View trustee reports here: https://www.ssa.gov/OACT/TR/

By: Joyce Trudeau of Premier Disability Services, LLC®

Does Smoking Affect my Disability Claim?

Posted April 17, 2020 by Premier Disability Services, LLC®

We all know that smoking is bad for you. However, there are also many ways that smoking can adversely affect your claim for disability benefits. Consider, for example, that:

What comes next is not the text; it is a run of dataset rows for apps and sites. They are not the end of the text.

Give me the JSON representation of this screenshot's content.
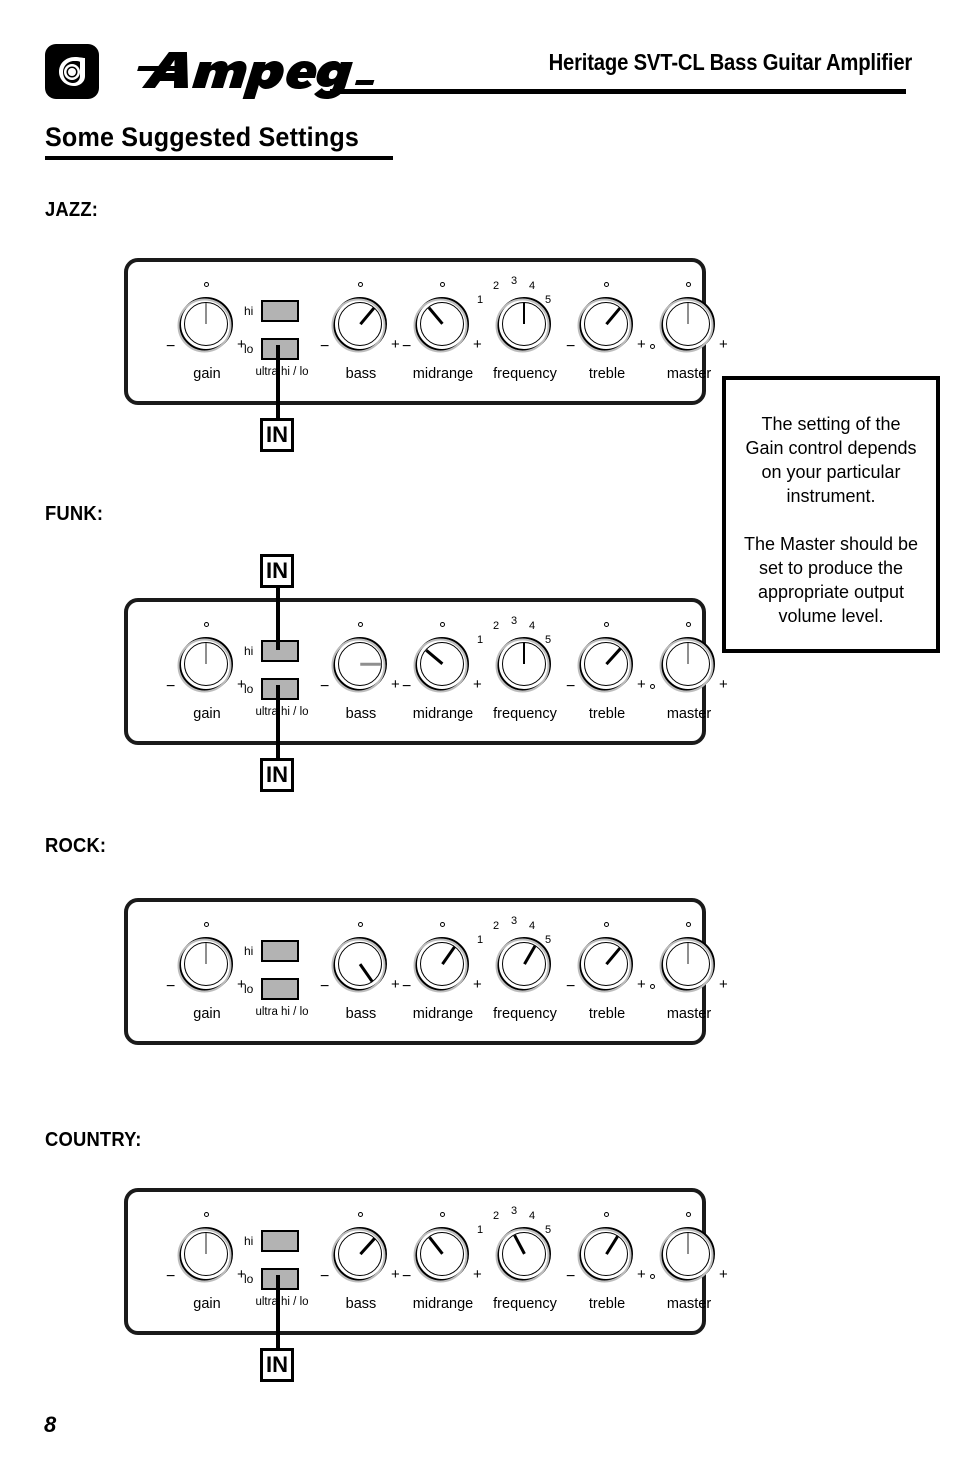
{
  "header": {
    "title": "Heritage SVT-CL Bass Guitar Amplifier",
    "logo_word": "Ampeg",
    "logo_mark": "ampeg-spiral-logo"
  },
  "page_title": "Some Suggested Settings",
  "page_number": "8",
  "note": {
    "paragraph1": "The setting of the Gain control depends on your particular instrument.",
    "paragraph2": "The Master should be set to produce the appropriate output volume level."
  },
  "knob_common": {
    "minus": "−",
    "plus": "+",
    "frequency_scale": [
      "1",
      "2",
      "3",
      "4",
      "5"
    ],
    "jack_hi": "hi",
    "jack_lo": "lo",
    "jack_caption": "ultra hi / lo",
    "in_label": "IN"
  },
  "colors": {
    "panel_border": "#1a1a1a",
    "jack_fill": "#b3b3b3",
    "knob_shadow": "#bdbdbd",
    "pointer_dark": "#000000",
    "pointer_light": "#8f8f8f"
  },
  "settings": [
    {
      "style": "JAZZ:",
      "cable": "below",
      "jack_plugged": "lo",
      "knobs": [
        {
          "label": "gain",
          "angle": 0,
          "pointer": "light",
          "marker": "o",
          "left_mark": "−",
          "right_mark": "+"
        },
        {
          "label": "bass",
          "angle": 40,
          "pointer": "dark",
          "marker": "o",
          "left_mark": "−",
          "right_mark": "+"
        },
        {
          "label": "midrange",
          "angle": -40,
          "pointer": "dark",
          "marker": "o",
          "left_mark": "−",
          "right_mark": "+"
        },
        {
          "label": "frequency",
          "angle": 0,
          "pointer": "dark",
          "marker": "scale",
          "left_mark": "",
          "right_mark": ""
        },
        {
          "label": "treble",
          "angle": 40,
          "pointer": "dark",
          "marker": "o",
          "left_mark": "−",
          "right_mark": "+"
        },
        {
          "label": "master",
          "angle": 0,
          "pointer": "light",
          "marker": "o",
          "left_mark": "circle",
          "right_mark": "+"
        }
      ]
    },
    {
      "style": "FUNK:",
      "cable": "above-and-below",
      "jack_plugged": "lo",
      "knobs": [
        {
          "label": "gain",
          "angle": 0,
          "pointer": "light",
          "marker": "o",
          "left_mark": "−",
          "right_mark": "+"
        },
        {
          "label": "bass",
          "angle": 90,
          "pointer": "light",
          "marker": "o",
          "left_mark": "−",
          "right_mark": "+"
        },
        {
          "label": "midrange",
          "angle": -50,
          "pointer": "dark",
          "marker": "o",
          "left_mark": "−",
          "right_mark": "+"
        },
        {
          "label": "frequency",
          "angle": 0,
          "pointer": "dark",
          "marker": "scale",
          "left_mark": "",
          "right_mark": ""
        },
        {
          "label": "treble",
          "angle": 42,
          "pointer": "dark",
          "marker": "o",
          "left_mark": "−",
          "right_mark": "+"
        },
        {
          "label": "master",
          "angle": 0,
          "pointer": "light",
          "marker": "o",
          "left_mark": "circle",
          "right_mark": "+"
        }
      ]
    },
    {
      "style": "ROCK:",
      "cable": "none",
      "jack_plugged": "none",
      "knobs": [
        {
          "label": "gain",
          "angle": 0,
          "pointer": "light",
          "marker": "o",
          "left_mark": "−",
          "right_mark": "+"
        },
        {
          "label": "bass",
          "angle": 145,
          "pointer": "dark",
          "marker": "o",
          "left_mark": "−",
          "right_mark": "+"
        },
        {
          "label": "midrange",
          "angle": 35,
          "pointer": "dark",
          "marker": "o",
          "left_mark": "−",
          "right_mark": "+"
        },
        {
          "label": "frequency",
          "angle": 30,
          "pointer": "dark",
          "marker": "scale",
          "left_mark": "",
          "right_mark": ""
        },
        {
          "label": "treble",
          "angle": 40,
          "pointer": "dark",
          "marker": "o",
          "left_mark": "−",
          "right_mark": "+"
        },
        {
          "label": "master",
          "angle": 0,
          "pointer": "light",
          "marker": "o",
          "left_mark": "circle",
          "right_mark": "+"
        }
      ]
    },
    {
      "style": "COUNTRY:",
      "cable": "below",
      "jack_plugged": "lo",
      "knobs": [
        {
          "label": "gain",
          "angle": 0,
          "pointer": "light",
          "marker": "o",
          "left_mark": "−",
          "right_mark": "+"
        },
        {
          "label": "bass",
          "angle": 42,
          "pointer": "dark",
          "marker": "o",
          "left_mark": "−",
          "right_mark": "+"
        },
        {
          "label": "midrange",
          "angle": -38,
          "pointer": "dark",
          "marker": "o",
          "left_mark": "−",
          "right_mark": "+"
        },
        {
          "label": "frequency",
          "angle": -28,
          "pointer": "dark",
          "marker": "scale",
          "left_mark": "",
          "right_mark": ""
        },
        {
          "label": "treble",
          "angle": 32,
          "pointer": "dark",
          "marker": "o",
          "left_mark": "−",
          "right_mark": "+"
        },
        {
          "label": "master",
          "angle": 0,
          "pointer": "light",
          "marker": "o",
          "left_mark": "circle",
          "right_mark": "+"
        }
      ]
    }
  ]
}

  1. If you have COPD, emphysema, chronic bronchitis, or any other lung impairment, and you consistently have trouble breathing, smoking will only make those impairments worse.  For instance, if you need to be on supplemental or home oxygen, it is dangerous to smoke near oxygen. By continuing to smoke, you put your life in danger, as well as the life of anyone in the vicinity. Also, if you tell the judge you cannot breathe, have trouble breathing, or are constantly short of breath, the judge may not believe it is really that bad if you are continuing to smoke.
  2. Your heart is directly affected by your lung health. If you have heart problems, you definitely should not be smoking. Both organs are compromised when you smoke. The nicotine in cigarettes constricts blood vessels, making it harder for your body to pump blood and get it into the bones and muscles that need it. This puts additional stress on your heart, organs, and tissues.
  3. Smoking can impair healing.  If you have an orthopedic impairment, it can be harder for your body to heal if you smoke. For example, if you have back surgery and continue to smoke, your healing is slowed because the capillaries are constricted and the bones and muscles cannot properly heal if the blood cannot be circulated through the damaged area at an optimal rate.
  4. Your claim may be denied if smoking caused your disability. In other words, if your smoking is a material reason why you developed your disabling condition, your application for benefits may be denied. For example, if you are a lifetime smoker who is claiming Social Security disability because of emphysema, you may not be eligible for Social Security disability benefits.
  5. Finally, a reason that many people do not think of and do not realize until told: If you tell the judge that you cannot fill your prescriptions or go to the doctor because you cannot afford it, yet you smoke a pack or two per day, you have basically just told the judge that smoking is more important to you than medical care or your health. An average pack of cigarettes costs more than $8 in Minnesota. If you smoke a pack per day, you are spending almost $250 per month on cigarettes. If the judge does the math on that, he or she may assume that your health is not as bad as you say it is because otherwise you would spend that money on medications and/or doctor’s appointments.

If you are suffering from a disabling impairment and believe that you are unable to work because of that impairment, PLEASE STOP SMOKING.  Your health and your disability claim will fare better if you do. You may also contact us for a free evaluation of your claim.

Contact our office today if you or anyone you know would like to learn more about qualifying for Social Security Disability benefits.

By: Joyce Trudeau of Premier Disability Services, LLC®